Then we could have other first graders (me) post comments like,

"I like cake."

"Jalen hit me today"

"I pulled on Madison's hair and the teacher got mad at me."

It would be great.

But then he would be the only little kid sitting around saying, "Does anyone read my blog?"

Never mind.

Elena said...

OK, so Little Black Filibuster is the name of my new electroclash band from Brooklyn. I promise to credit you in the liner notes of our single-press vinyl.

Also, in calling Jalen 'articulate', his teacher might not have been being racially condescending. It could have been ageism as well, or maybe his ability to cuss like an expert has made an impression. Or else it's code for 'next President of the United States'. (I'm bucking for b) and c), myself.)

Aaron C. said...

@Elena -- Yeah, the wife was none too pleased at my interpretation of the "articulate" comment. I'm inclined to side with you on this one. 30-some years of hearing it myself, in some form, with quasi-regularity probably skewed my thinking.

@Sam -- My favorite line from the P/T conference that I didn't use here:

We enjoy all the wonderful stories Jalen shares. Sometimes his stories have little to do with the class discussion at the time, but we listen and enjoy them, nonetheless!

If that ain't proof he's my son AND reading this lightly-read blog, I don't know what is.

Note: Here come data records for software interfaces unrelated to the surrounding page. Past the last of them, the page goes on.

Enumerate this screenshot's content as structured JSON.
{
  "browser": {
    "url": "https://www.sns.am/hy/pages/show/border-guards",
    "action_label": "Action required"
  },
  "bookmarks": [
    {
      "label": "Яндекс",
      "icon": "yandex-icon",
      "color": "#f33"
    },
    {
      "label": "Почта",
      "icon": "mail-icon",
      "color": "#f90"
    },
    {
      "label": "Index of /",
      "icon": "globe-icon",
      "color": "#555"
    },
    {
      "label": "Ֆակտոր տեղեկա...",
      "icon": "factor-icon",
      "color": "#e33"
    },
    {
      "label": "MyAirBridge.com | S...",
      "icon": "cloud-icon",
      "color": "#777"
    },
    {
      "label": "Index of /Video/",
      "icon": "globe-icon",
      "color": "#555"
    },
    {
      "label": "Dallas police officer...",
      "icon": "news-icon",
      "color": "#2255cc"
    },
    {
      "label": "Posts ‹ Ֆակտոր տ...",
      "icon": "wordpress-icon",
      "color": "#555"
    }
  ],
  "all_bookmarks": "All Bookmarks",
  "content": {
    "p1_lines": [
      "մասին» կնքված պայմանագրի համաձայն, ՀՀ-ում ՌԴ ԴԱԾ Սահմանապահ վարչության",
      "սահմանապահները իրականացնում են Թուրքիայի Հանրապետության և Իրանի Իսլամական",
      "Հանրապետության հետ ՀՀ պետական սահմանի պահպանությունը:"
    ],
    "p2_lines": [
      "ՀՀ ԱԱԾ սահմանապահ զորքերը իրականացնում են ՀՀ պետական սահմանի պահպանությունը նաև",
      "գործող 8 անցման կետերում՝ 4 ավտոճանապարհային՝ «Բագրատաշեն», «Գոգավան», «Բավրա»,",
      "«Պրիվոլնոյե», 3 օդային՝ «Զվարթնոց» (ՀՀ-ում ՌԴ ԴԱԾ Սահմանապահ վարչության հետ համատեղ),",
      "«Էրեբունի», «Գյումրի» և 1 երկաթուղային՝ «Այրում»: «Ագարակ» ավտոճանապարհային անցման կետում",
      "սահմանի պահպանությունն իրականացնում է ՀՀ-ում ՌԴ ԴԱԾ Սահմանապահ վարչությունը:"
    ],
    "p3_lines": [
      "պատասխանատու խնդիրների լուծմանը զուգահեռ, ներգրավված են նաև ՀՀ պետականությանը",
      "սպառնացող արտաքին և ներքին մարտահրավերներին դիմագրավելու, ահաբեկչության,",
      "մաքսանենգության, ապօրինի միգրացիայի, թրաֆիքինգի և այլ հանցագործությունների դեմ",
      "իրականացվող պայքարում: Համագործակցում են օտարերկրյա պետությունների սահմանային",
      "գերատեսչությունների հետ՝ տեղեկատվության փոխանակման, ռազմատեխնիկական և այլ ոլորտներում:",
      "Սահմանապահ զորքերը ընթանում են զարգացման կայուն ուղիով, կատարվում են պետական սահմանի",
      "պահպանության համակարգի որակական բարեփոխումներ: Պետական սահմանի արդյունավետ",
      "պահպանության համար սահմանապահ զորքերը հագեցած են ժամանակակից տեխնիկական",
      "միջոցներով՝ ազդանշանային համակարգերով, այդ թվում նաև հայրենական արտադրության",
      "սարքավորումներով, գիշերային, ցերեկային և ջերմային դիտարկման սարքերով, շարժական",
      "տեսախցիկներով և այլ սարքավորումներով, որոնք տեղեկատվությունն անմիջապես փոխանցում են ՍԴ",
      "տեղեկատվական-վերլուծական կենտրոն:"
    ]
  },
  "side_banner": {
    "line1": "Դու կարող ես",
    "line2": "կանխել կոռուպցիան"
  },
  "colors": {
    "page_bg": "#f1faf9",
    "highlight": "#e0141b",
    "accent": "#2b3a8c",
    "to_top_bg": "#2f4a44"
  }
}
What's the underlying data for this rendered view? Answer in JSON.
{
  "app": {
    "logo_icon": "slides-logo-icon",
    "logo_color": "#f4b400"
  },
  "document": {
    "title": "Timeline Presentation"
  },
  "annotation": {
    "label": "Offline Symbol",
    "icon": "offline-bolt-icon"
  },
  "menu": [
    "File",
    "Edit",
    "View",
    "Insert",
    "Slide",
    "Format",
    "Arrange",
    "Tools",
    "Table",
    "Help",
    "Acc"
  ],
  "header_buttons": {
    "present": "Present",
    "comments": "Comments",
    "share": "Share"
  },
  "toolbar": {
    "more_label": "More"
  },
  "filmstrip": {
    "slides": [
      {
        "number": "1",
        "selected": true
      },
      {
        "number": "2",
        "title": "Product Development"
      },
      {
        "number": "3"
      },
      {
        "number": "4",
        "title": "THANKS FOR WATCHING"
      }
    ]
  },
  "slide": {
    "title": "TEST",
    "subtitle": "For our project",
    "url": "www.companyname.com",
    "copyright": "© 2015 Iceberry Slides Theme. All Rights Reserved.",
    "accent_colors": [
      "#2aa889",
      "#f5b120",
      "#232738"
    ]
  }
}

Other Joe said...

At least the teacher didn't day "he speaks so well" Cam.